# WORK TASK:
Which lines of the records below contain the word "icon"? Copy each of them out.

[App and web page records]
# # # #
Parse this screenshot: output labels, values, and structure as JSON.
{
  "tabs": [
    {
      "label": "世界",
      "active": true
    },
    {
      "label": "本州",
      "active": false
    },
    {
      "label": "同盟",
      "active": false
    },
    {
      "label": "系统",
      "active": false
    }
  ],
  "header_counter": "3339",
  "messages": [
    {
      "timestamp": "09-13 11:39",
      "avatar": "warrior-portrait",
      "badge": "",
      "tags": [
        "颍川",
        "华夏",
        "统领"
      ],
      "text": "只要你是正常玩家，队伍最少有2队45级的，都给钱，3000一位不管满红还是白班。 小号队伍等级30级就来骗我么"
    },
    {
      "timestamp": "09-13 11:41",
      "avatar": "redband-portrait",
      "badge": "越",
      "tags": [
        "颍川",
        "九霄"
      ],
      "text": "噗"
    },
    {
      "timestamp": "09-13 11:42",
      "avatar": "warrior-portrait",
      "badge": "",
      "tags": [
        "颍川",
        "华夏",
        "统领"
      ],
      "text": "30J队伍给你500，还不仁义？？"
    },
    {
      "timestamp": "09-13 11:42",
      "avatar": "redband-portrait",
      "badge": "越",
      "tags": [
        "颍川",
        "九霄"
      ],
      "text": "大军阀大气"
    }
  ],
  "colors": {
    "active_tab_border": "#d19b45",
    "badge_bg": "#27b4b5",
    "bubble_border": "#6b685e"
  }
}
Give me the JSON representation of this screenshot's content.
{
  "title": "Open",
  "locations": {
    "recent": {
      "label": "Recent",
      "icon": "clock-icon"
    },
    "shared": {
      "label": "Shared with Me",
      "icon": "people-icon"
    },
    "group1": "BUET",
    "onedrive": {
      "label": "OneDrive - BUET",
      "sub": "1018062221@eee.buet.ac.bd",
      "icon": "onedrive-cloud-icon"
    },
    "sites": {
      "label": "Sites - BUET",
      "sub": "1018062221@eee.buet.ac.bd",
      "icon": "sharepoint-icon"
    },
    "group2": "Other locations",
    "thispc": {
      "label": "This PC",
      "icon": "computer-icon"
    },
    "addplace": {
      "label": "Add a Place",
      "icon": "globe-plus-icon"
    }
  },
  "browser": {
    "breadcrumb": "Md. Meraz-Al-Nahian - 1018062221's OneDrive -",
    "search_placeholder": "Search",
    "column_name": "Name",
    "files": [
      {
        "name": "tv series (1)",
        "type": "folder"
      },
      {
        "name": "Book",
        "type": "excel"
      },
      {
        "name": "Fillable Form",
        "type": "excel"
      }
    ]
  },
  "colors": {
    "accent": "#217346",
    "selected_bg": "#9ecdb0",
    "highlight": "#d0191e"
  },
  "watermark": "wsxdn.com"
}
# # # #
# SOLVED PROBLEM:
      "icon": "clock-icon"
      "icon": "people-icon"
      "icon": "onedrive-cloud-icon"
      "icon": "sharepoint-icon"
      "icon": "computer-icon"
      "icon": "globe-plus-icon"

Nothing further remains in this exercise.